▶ [RECORDS FOR PROCESSING]:

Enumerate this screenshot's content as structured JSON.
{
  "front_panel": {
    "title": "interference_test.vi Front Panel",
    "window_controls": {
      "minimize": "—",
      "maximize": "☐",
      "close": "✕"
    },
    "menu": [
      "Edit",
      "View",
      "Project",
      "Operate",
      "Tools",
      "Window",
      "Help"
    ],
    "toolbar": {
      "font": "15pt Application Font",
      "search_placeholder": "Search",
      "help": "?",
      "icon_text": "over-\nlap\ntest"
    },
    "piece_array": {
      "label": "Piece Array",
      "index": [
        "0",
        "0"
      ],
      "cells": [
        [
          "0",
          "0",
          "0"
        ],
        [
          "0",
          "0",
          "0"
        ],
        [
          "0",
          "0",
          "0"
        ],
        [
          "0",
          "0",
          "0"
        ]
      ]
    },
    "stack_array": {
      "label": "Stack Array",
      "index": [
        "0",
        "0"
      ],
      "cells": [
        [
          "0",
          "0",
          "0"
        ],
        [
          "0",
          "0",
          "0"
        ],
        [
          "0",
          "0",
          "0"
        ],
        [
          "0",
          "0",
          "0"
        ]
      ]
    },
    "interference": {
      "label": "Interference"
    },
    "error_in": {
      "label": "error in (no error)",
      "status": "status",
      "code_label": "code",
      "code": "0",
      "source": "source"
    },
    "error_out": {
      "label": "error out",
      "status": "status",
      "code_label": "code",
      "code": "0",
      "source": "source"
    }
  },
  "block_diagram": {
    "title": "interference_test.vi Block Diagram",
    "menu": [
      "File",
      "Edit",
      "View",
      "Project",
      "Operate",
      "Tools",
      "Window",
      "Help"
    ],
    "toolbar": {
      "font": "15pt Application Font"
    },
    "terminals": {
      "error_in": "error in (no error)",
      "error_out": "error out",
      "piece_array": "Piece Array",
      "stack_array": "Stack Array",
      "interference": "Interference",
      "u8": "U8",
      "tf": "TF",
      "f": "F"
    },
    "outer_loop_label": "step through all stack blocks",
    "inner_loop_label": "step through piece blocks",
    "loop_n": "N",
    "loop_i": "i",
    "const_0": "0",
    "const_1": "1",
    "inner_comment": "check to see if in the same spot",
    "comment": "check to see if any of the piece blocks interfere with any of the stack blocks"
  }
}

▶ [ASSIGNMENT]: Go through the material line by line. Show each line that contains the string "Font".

▶ [EXPECTED ANSWER]:
      "font": "15pt Application Font",
      "font": "15pt Application Font"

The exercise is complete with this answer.